Items from an interface collection:
********

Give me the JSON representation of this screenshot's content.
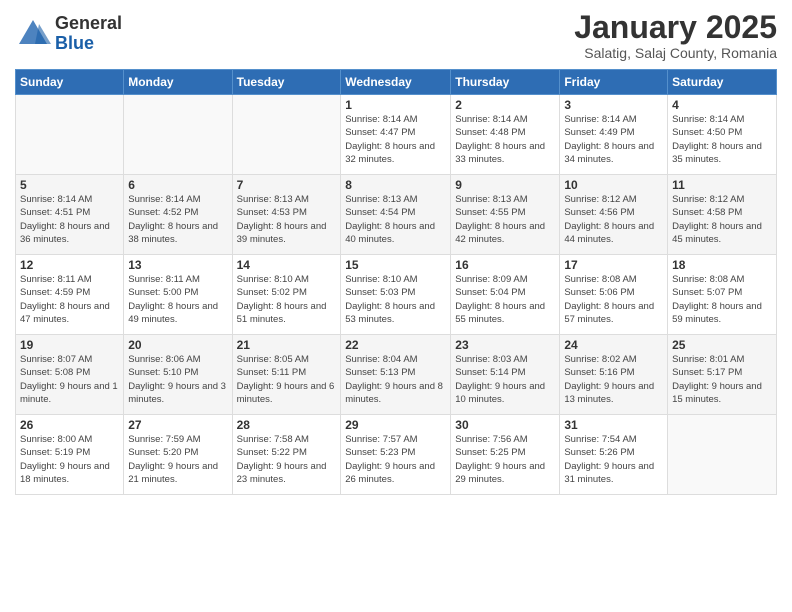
{
  "logo": {
    "general": "General",
    "blue": "Blue"
  },
  "title": "January 2025",
  "subtitle": "Salatig, Salaj County, Romania",
  "days_of_week": [
    "Sunday",
    "Monday",
    "Tuesday",
    "Wednesday",
    "Thursday",
    "Friday",
    "Saturday"
  ],
  "weeks": [
    [
      {
        "num": "",
        "info": ""
      },
      {
        "num": "",
        "info": ""
      },
      {
        "num": "",
        "info": ""
      },
      {
        "num": "1",
        "info": "Sunrise: 8:14 AM\nSunset: 4:47 PM\nDaylight: 8 hours and 32 minutes."
      },
      {
        "num": "2",
        "info": "Sunrise: 8:14 AM\nSunset: 4:48 PM\nDaylight: 8 hours and 33 minutes."
      },
      {
        "num": "3",
        "info": "Sunrise: 8:14 AM\nSunset: 4:49 PM\nDaylight: 8 hours and 34 minutes."
      },
      {
        "num": "4",
        "info": "Sunrise: 8:14 AM\nSunset: 4:50 PM\nDaylight: 8 hours and 35 minutes."
      }
    ],
    [
      {
        "num": "5",
        "info": "Sunrise: 8:14 AM\nSunset: 4:51 PM\nDaylight: 8 hours and 36 minutes."
      },
      {
        "num": "6",
        "info": "Sunrise: 8:14 AM\nSunset: 4:52 PM\nDaylight: 8 hours and 38 minutes."
      },
      {
        "num": "7",
        "info": "Sunrise: 8:13 AM\nSunset: 4:53 PM\nDaylight: 8 hours and 39 minutes."
      },
      {
        "num": "8",
        "info": "Sunrise: 8:13 AM\nSunset: 4:54 PM\nDaylight: 8 hours and 40 minutes."
      },
      {
        "num": "9",
        "info": "Sunrise: 8:13 AM\nSunset: 4:55 PM\nDaylight: 8 hours and 42 minutes."
      },
      {
        "num": "10",
        "info": "Sunrise: 8:12 AM\nSunset: 4:56 PM\nDaylight: 8 hours and 44 minutes."
      },
      {
        "num": "11",
        "info": "Sunrise: 8:12 AM\nSunset: 4:58 PM\nDaylight: 8 hours and 45 minutes."
      }
    ],
    [
      {
        "num": "12",
        "info": "Sunrise: 8:11 AM\nSunset: 4:59 PM\nDaylight: 8 hours and 47 minutes."
      },
      {
        "num": "13",
        "info": "Sunrise: 8:11 AM\nSunset: 5:00 PM\nDaylight: 8 hours and 49 minutes."
      },
      {
        "num": "14",
        "info": "Sunrise: 8:10 AM\nSunset: 5:02 PM\nDaylight: 8 hours and 51 minutes."
      },
      {
        "num": "15",
        "info": "Sunrise: 8:10 AM\nSunset: 5:03 PM\nDaylight: 8 hours and 53 minutes."
      },
      {
        "num": "16",
        "info": "Sunrise: 8:09 AM\nSunset: 5:04 PM\nDaylight: 8 hours and 55 minutes."
      },
      {
        "num": "17",
        "info": "Sunrise: 8:08 AM\nSunset: 5:06 PM\nDaylight: 8 hours and 57 minutes."
      },
      {
        "num": "18",
        "info": "Sunrise: 8:08 AM\nSunset: 5:07 PM\nDaylight: 8 hours and 59 minutes."
      }
    ],
    [
      {
        "num": "19",
        "info": "Sunrise: 8:07 AM\nSunset: 5:08 PM\nDaylight: 9 hours and 1 minute."
      },
      {
        "num": "20",
        "info": "Sunrise: 8:06 AM\nSunset: 5:10 PM\nDaylight: 9 hours and 3 minutes."
      },
      {
        "num": "21",
        "info": "Sunrise: 8:05 AM\nSunset: 5:11 PM\nDaylight: 9 hours and 6 minutes."
      },
      {
        "num": "22",
        "info": "Sunrise: 8:04 AM\nSunset: 5:13 PM\nDaylight: 9 hours and 8 minutes."
      },
      {
        "num": "23",
        "info": "Sunrise: 8:03 AM\nSunset: 5:14 PM\nDaylight: 9 hours and 10 minutes."
      },
      {
        "num": "24",
        "info": "Sunrise: 8:02 AM\nSunset: 5:16 PM\nDaylight: 9 hours and 13 minutes."
      },
      {
        "num": "25",
        "info": "Sunrise: 8:01 AM\nSunset: 5:17 PM\nDaylight: 9 hours and 15 minutes."
      }
    ],
    [
      {
        "num": "26",
        "info": "Sunrise: 8:00 AM\nSunset: 5:19 PM\nDaylight: 9 hours and 18 minutes."
      },
      {
        "num": "27",
        "info": "Sunrise: 7:59 AM\nSunset: 5:20 PM\nDaylight: 9 hours and 21 minutes."
      },
      {
        "num": "28",
        "info": "Sunrise: 7:58 AM\nSunset: 5:22 PM\nDaylight: 9 hours and 23 minutes."
      },
      {
        "num": "29",
        "info": "Sunrise: 7:57 AM\nSunset: 5:23 PM\nDaylight: 9 hours and 26 minutes."
      },
      {
        "num": "30",
        "info": "Sunrise: 7:56 AM\nSunset: 5:25 PM\nDaylight: 9 hours and 29 minutes."
      },
      {
        "num": "31",
        "info": "Sunrise: 7:54 AM\nSunset: 5:26 PM\nDaylight: 9 hours and 31 minutes."
      },
      {
        "num": "",
        "info": ""
      }
    ]
  ]
}
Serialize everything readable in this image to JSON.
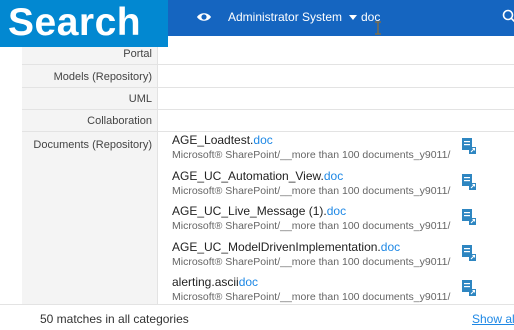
{
  "badge": {
    "text": "Search"
  },
  "toolbar": {
    "scope": "Administrator System",
    "query": "doc"
  },
  "categories": [
    {
      "label": "Portal"
    },
    {
      "label": "Models (Repository)"
    },
    {
      "label": "UML"
    },
    {
      "label": "Collaboration"
    },
    {
      "label": "Documents (Repository)"
    }
  ],
  "results": [
    {
      "name": "AGE_Loadtest.",
      "match": "doc",
      "path": "Microsoft® SharePoint/__more than 100 documents_y9011/"
    },
    {
      "name": "AGE_UC_Automation_View.",
      "match": "doc",
      "path": "Microsoft® SharePoint/__more than 100 documents_y9011/"
    },
    {
      "name": "AGE_UC_Live_Message (1).",
      "match": "doc",
      "path": "Microsoft® SharePoint/__more than 100 documents_y9011/"
    },
    {
      "name": "AGE_UC_ModelDrivenImplementation.",
      "match": "doc",
      "path": "Microsoft® SharePoint/__more than 100 documents_y9011/"
    },
    {
      "name": "alerting.ascii",
      "match": "doc",
      "path": "Microsoft® SharePoint/__more than 100 documents_y9011/"
    }
  ],
  "footer": {
    "count": "50 matches in all categories",
    "show_all": "Show all"
  },
  "colors": {
    "topbar": "#1565c0",
    "badge": "#0288d1",
    "highlight": "#1e88e5",
    "doc_icon": "#2e86c1"
  }
}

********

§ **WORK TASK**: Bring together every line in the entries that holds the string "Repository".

§ **SOLUTION BELOW**:
      "label": "Models (Repository)"
      "label": "Documents (Repository)"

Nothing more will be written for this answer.